Universal has now launched its own alternative to the Blu-ray vs. DVD/Blu-ray plus DVD option: putting them both on a single disc, with the Blu-ray on one side and the DVD on the other. The they are launching this new paradigm with the three films of the Bourne trilogy, released separately for the first time on Blu-ray (the past release was as a set). The movies themselves are marvelous. Doug Liman directs The Bourne Identity (2002), an adaptation of Robert Ludlum’s novel about an amnesiac human weapon trying to discover his true identity while the CIA hunts him down, and Matt Damon delivers a performance of pure focus, as if all the vulnerability of his human self is taken off-line and replaced by instinct and programming whenever he’s in the line of fire. The two sequels directed by Paul Greengrass are even better as Damon becomes the great anti-Bond of Hollywood action cinema with The Bourne Supremacy and The Bourne Ultimatum. Greengrass shoots in a rough and ready style, choreographing complex action scenes on location and throwing the audience into the middle of the chaos with a handheld camera that whips and searches and follows the action as if the cameraman was catching it all on the fly. His style is closer to The French Connection than to the unreal spectacles of modern special effects thrillers, bringing a visceral immediacy to every scene and putting the audience in the front seat of every car chase and collision, while his narrative efficiency is stunning and his overdrive pacing never misses a beat. Both the DVD and Blu-ray formats feature the commentary tracks, deleted and alternate scenes and treasure chest of featurettes from previous releases and the Blu-ray versions include the interactive “U-Control” and BD-Live supplements.
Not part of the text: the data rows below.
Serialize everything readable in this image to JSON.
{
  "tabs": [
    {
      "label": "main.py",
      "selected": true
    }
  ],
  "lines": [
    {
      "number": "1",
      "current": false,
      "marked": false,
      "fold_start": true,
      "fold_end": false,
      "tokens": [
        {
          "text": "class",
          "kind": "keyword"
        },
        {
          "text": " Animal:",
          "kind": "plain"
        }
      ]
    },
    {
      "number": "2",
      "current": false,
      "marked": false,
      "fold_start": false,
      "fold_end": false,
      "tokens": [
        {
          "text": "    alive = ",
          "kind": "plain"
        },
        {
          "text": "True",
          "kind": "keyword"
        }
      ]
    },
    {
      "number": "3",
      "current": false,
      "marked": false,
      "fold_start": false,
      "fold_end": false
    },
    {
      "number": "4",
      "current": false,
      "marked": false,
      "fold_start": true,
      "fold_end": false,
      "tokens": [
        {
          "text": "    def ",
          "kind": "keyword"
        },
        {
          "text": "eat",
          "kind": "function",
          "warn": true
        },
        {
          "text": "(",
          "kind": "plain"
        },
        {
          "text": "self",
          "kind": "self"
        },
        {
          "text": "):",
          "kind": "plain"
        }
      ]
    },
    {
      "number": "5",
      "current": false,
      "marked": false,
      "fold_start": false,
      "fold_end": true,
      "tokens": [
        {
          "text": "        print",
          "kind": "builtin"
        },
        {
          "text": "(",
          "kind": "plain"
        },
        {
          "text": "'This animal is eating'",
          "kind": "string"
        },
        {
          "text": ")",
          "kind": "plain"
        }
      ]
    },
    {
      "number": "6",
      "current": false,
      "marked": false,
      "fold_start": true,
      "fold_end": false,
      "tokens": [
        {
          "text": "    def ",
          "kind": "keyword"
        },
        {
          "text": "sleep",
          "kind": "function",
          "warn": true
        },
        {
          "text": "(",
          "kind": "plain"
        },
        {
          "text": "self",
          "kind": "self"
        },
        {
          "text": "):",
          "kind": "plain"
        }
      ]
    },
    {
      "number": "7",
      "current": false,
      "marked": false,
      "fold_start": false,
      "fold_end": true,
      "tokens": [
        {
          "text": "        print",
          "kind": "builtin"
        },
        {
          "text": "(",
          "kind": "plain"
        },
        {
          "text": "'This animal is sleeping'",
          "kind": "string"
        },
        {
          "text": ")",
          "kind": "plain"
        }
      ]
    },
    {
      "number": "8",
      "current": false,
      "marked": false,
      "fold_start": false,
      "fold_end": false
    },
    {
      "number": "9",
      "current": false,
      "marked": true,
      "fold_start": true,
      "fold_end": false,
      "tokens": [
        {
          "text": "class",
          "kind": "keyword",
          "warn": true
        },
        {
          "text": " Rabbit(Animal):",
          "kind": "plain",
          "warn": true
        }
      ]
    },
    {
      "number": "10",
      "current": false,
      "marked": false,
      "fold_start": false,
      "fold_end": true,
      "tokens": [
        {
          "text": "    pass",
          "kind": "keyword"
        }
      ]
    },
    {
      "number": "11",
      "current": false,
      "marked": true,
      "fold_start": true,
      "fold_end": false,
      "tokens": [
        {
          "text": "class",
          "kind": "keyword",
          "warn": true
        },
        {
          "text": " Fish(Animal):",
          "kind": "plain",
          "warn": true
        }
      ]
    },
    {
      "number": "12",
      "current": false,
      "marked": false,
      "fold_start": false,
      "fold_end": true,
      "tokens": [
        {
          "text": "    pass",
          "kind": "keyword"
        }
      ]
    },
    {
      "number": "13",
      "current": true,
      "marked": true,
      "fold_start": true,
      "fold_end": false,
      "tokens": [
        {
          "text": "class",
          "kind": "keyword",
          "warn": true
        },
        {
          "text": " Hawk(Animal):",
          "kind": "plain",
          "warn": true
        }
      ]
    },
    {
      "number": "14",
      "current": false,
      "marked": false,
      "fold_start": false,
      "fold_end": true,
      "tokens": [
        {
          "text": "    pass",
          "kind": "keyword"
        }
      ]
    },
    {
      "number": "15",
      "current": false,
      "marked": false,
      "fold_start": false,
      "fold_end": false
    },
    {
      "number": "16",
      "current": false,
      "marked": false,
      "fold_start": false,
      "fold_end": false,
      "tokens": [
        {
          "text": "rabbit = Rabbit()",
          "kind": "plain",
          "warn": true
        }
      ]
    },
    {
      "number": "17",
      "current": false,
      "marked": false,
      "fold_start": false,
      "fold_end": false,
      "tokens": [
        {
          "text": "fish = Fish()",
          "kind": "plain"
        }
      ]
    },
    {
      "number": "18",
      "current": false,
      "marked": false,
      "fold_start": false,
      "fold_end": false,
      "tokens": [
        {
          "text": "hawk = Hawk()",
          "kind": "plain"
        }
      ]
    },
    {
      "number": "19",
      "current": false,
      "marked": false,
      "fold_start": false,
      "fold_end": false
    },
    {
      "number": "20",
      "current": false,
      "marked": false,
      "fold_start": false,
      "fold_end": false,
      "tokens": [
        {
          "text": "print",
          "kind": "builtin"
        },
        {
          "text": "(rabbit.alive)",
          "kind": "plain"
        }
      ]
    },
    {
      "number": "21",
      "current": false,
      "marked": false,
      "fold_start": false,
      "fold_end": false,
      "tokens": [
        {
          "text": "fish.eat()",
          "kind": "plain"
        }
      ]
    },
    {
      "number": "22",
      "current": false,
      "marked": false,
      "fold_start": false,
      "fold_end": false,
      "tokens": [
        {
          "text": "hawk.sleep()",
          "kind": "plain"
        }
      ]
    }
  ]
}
As to the new format, honestly I’m not sure what the reasoning behind is. Sure, it might make sense for a consumer who is contemplating a Blu-ray upgrade but has yet to make the plunge, and even for a Blu-ray convert it’s always better to have the option than not. Putting them both on the same disc hasn’t, by my admittedly unscientific sampling, affected the clarity or effectiveness of either format. But by putting both version on the same disc, it removes the flexibility inherent in two discs, and the flipper style more than doubles the chances of smudges and dirt getting on the disc. You certainly don’t want to leave this disc lying around outside the case, and not only because it can be easily scratched or otherwise damaged with one programming side always exposed. With no “label side,” you have to look closely to read the title on the inner ring. Perhaps it’s a cost-saving measure, though the raw costs of a second blank disc is minimal (the packaging may be another matter).